Wharton County Junior College President Betty McCrohan and WCJC Board of Trustees Chairman Danny Gertson, center, cut the ribbon dedicating the newly refurbished Johnson Health Occupations Center on the Wharton campus. The facility houses the college’s Allied Health programs as well as Emergency Medical Services. The ribbon cutting ceremony was held on March 20 and attended by more than 170 people.
WHARTON, TEXAS – Elected officials and community members joined Wharton County Junior College students, administration and staff on the Wharton campus March 20 for a ribbon cutting ceremony marking the completion of the renovation of the Johnson Health Occupations Center.
With mild temperatures and clear skies providing the perfect backdrop for the celebration, more than 170 attendees gathered on the lawn outside the newly refurbished facility as WCJC President Betty McCrohan expressed her thanks to the Johnson Foundation and the Gulf Coast Medical Foundation for providing the funding necessary to make the project a reality.
“This is a long-time dream come true,” McCrohan said. “The renovations and expansion are a wonderful opportunity for our students, and that’s what we are here for – student success.”
The $6.5 million project began in June 2017 and included the construction of a new 18,000 square foot addition on the facility’s north side in addition to major renovation on the existing 34,000 square foot building. Houston-based Abel Design Group and Bass Construction of Rosenberg oversaw the project. The original building was constructed in 1981.

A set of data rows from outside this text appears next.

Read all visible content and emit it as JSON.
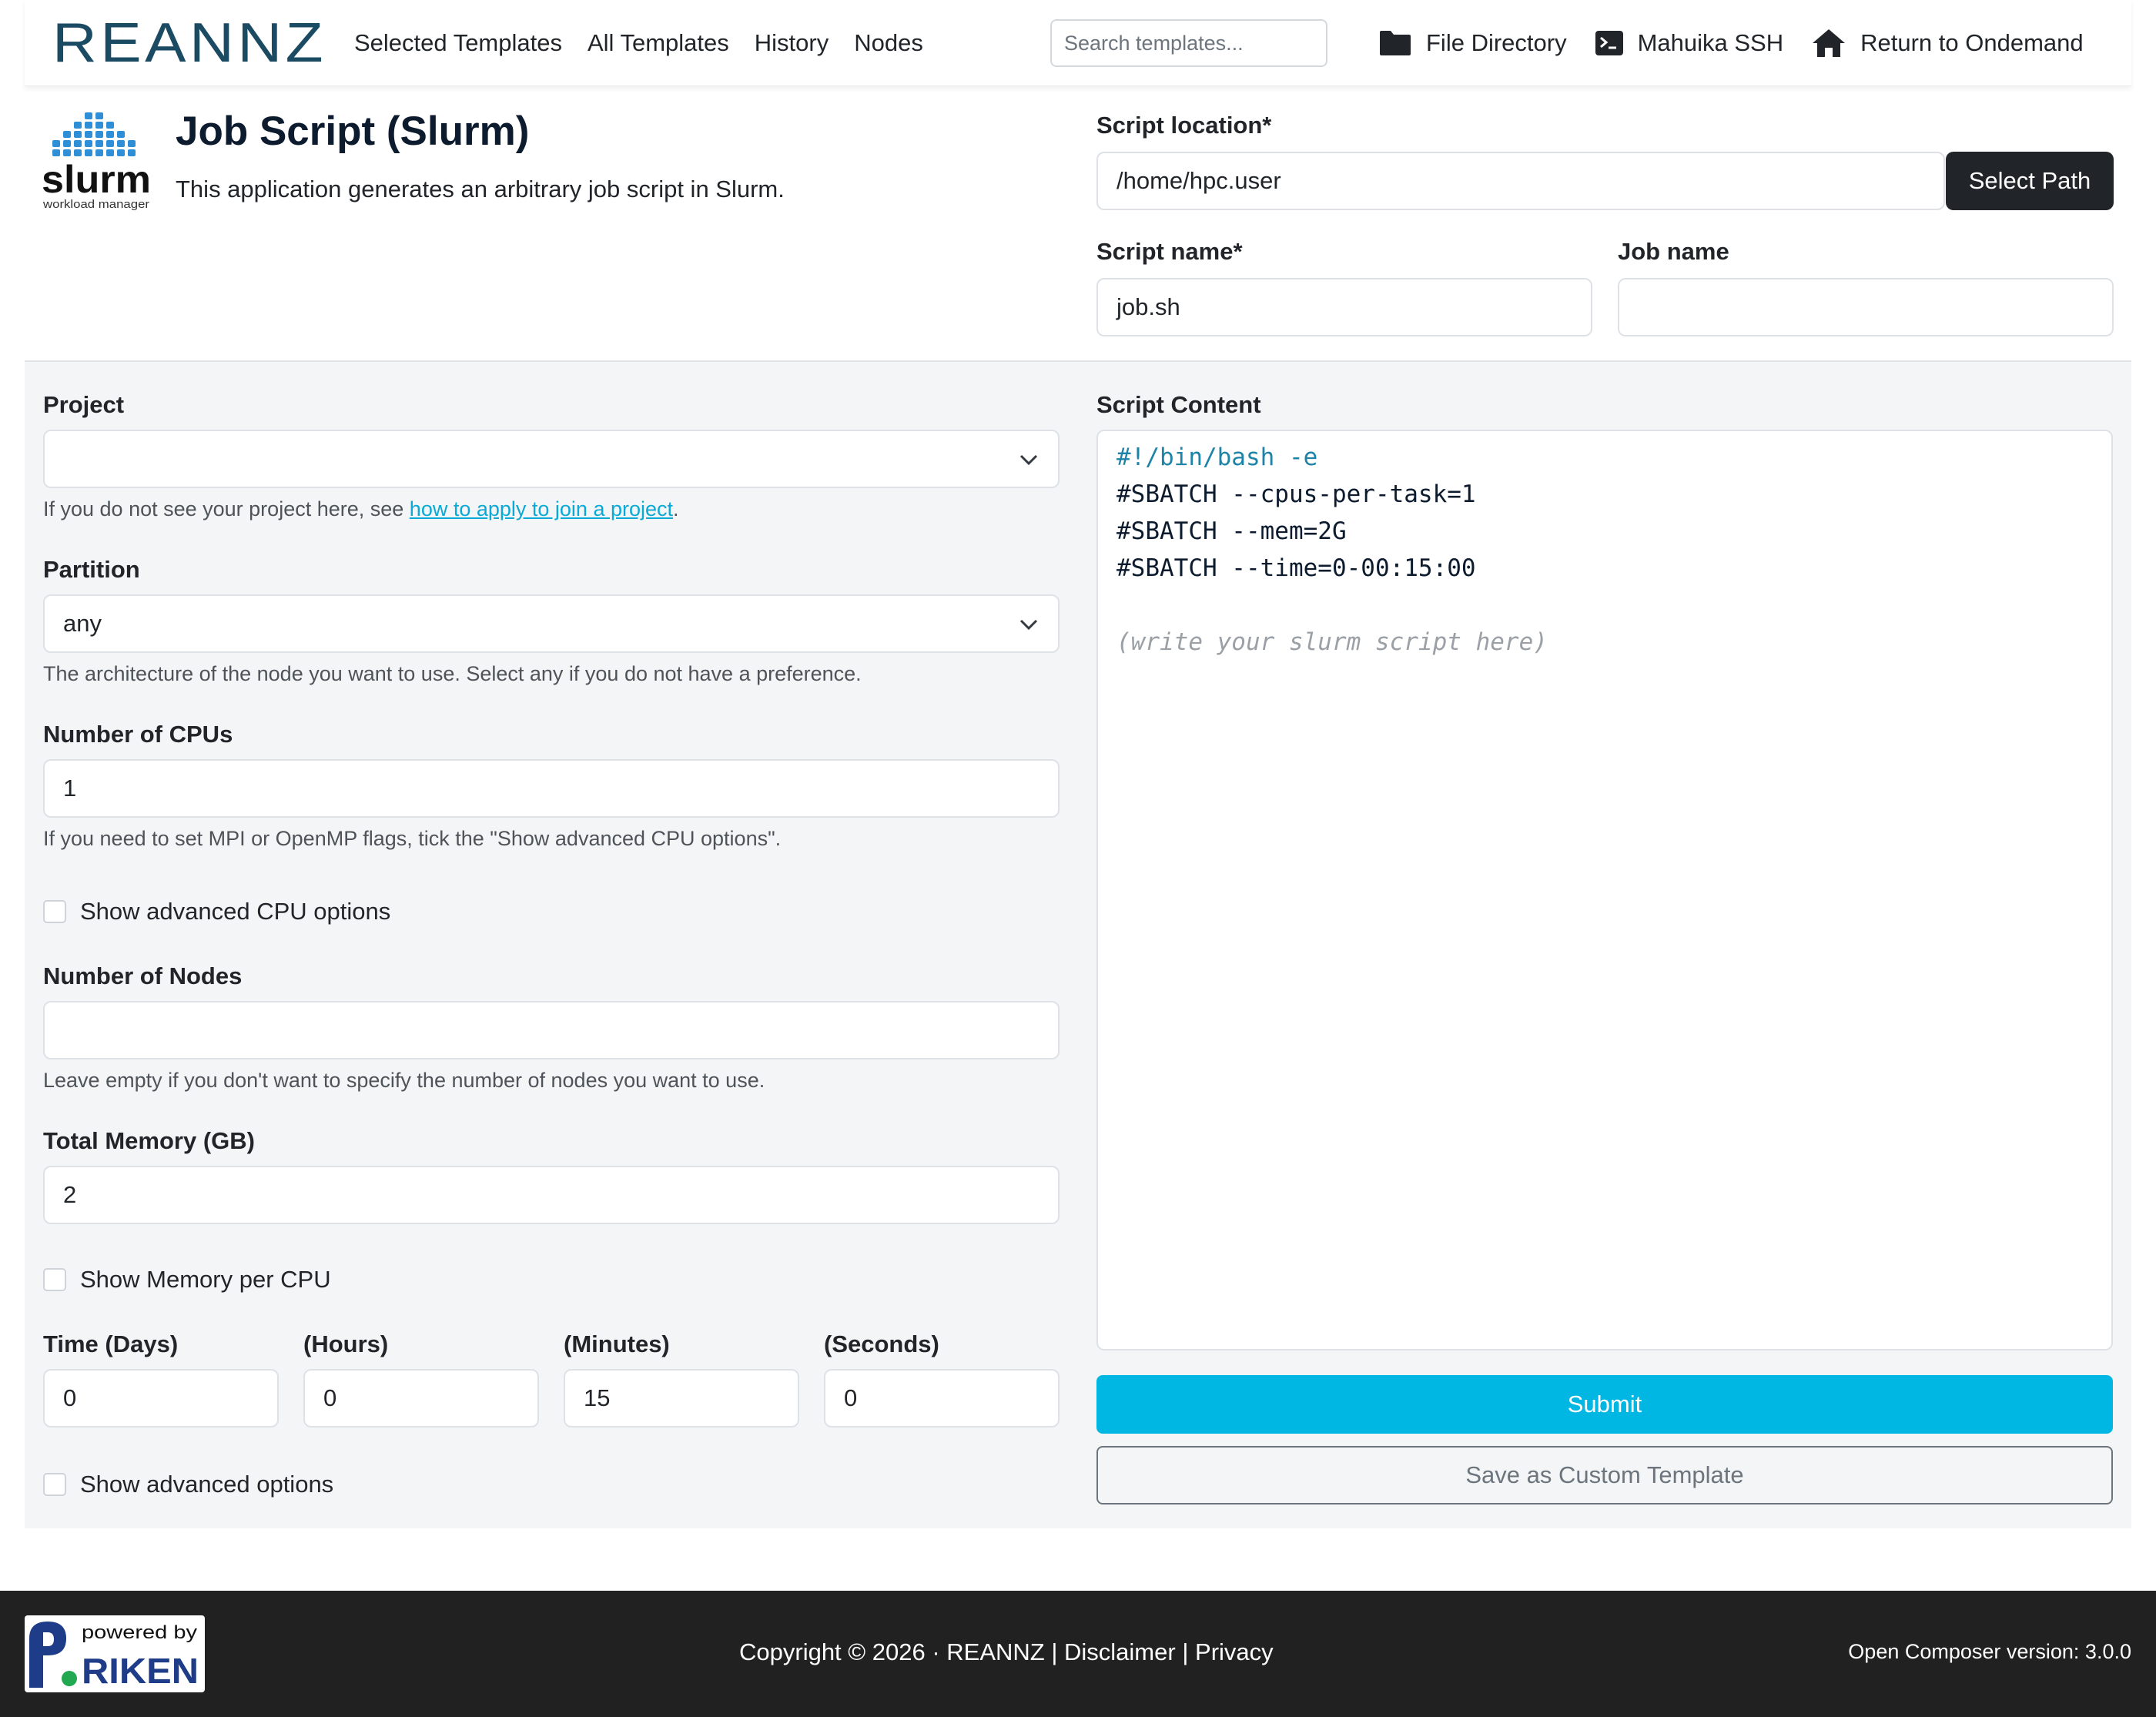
{
  "navbar": {
    "brand": "REANNZ",
    "links": [
      "Selected Templates",
      "All Templates",
      "History",
      "Nodes"
    ],
    "search_placeholder": "Search templates...",
    "actions": [
      "File Directory",
      "Mahuika SSH",
      "Return to Ondemand"
    ]
  },
  "header": {
    "logo_text": "slurm",
    "logo_subtext": "workload manager",
    "title": "Job Script (Slurm)",
    "description": "This application generates an arbitrary job script in Slurm."
  },
  "script_location": {
    "label": "Script location*",
    "value": "/home/hpc.user",
    "button": "Select Path"
  },
  "script_name": {
    "label": "Script name*",
    "value": "job.sh"
  },
  "job_name": {
    "label": "Job name",
    "value": ""
  },
  "form": {
    "project": {
      "label": "Project",
      "value": "",
      "help_prefix": "If you do not see your project here, see ",
      "help_link": "how to apply to join a project",
      "help_suffix": "."
    },
    "partition": {
      "label": "Partition",
      "value": "any",
      "help": "The architecture of the node you want to use. Select any if you do not have a preference."
    },
    "cpus": {
      "label": "Number of CPUs",
      "value": "1",
      "help": "If you need to set MPI or OpenMP flags, tick the \"Show advanced CPU options\"."
    },
    "advanced_cpu": "Show advanced CPU options",
    "nodes": {
      "label": "Number of Nodes",
      "value": "",
      "help": "Leave empty if you don't want to specify the number of nodes you want to use."
    },
    "memory": {
      "label": "Total Memory (GB)",
      "value": "2"
    },
    "memory_per_cpu": "Show Memory per CPU",
    "time": {
      "days_label": "Time (Days)",
      "hours_label": "(Hours)",
      "minutes_label": "(Minutes)",
      "seconds_label": "(Seconds)",
      "days": "0",
      "hours": "0",
      "minutes": "15",
      "seconds": "0"
    },
    "advanced_options": "Show advanced options"
  },
  "script": {
    "label": "Script Content",
    "lines": [
      "#!/bin/bash -e",
      "#SBATCH --cpus-per-task=1",
      "#SBATCH --mem=2G",
      "#SBATCH --time=0-00:15:00"
    ],
    "placeholder": "(write your slurm script here)"
  },
  "buttons": {
    "submit": "Submit",
    "save_template": "Save as Custom Template"
  },
  "footer": {
    "powered_by": "powered by",
    "riken": "RIKEN",
    "copyright": "Copyright © 2026 · REANNZ",
    "disclaimer": "Disclaimer",
    "privacy": "Privacy",
    "separator": "|",
    "version": "Open Composer version: 3.0.0"
  },
  "colors": {
    "accent": "#00b6e3",
    "dark": "#212529",
    "footer_bg": "#212121",
    "panel_bg": "#f4f5f6"
  }
}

The upgrades and renovations have enabled the college to offer top-notch training needed for successful employment in the competitive healthcare field. The Johnson Health Occupations Center houses the college’s Allied Health programs, including Associate Degree Nursing, Dental Hygiene, Health Information Technology, Human Services, Physical Therapist Assistant, Radiologic Technology, Vocational Nursing and Pre-baccalaureate Nursing. The college’s Emergency Medical Services program also operates in the facility.
“We can now provide state-of-the-art medical training equal to or better than what they (WCJC students) will find in the workplace,” said Carol Derkowski, Allied Health division chair.
A large part of that training is the use of simulation, made possible through realistic mannequins that can be programed to do everything from run a temperature to give birth to a newborn. During the ribbon cutting ceremony, guests were invited to behold several of these simulations, with WCJC students demonstrating the various techniques being taught.
“The new world in Allied Health is simulation,” Derkowski said. “It enhances our students’ ability to act quickly and it enhances their ability to learn.”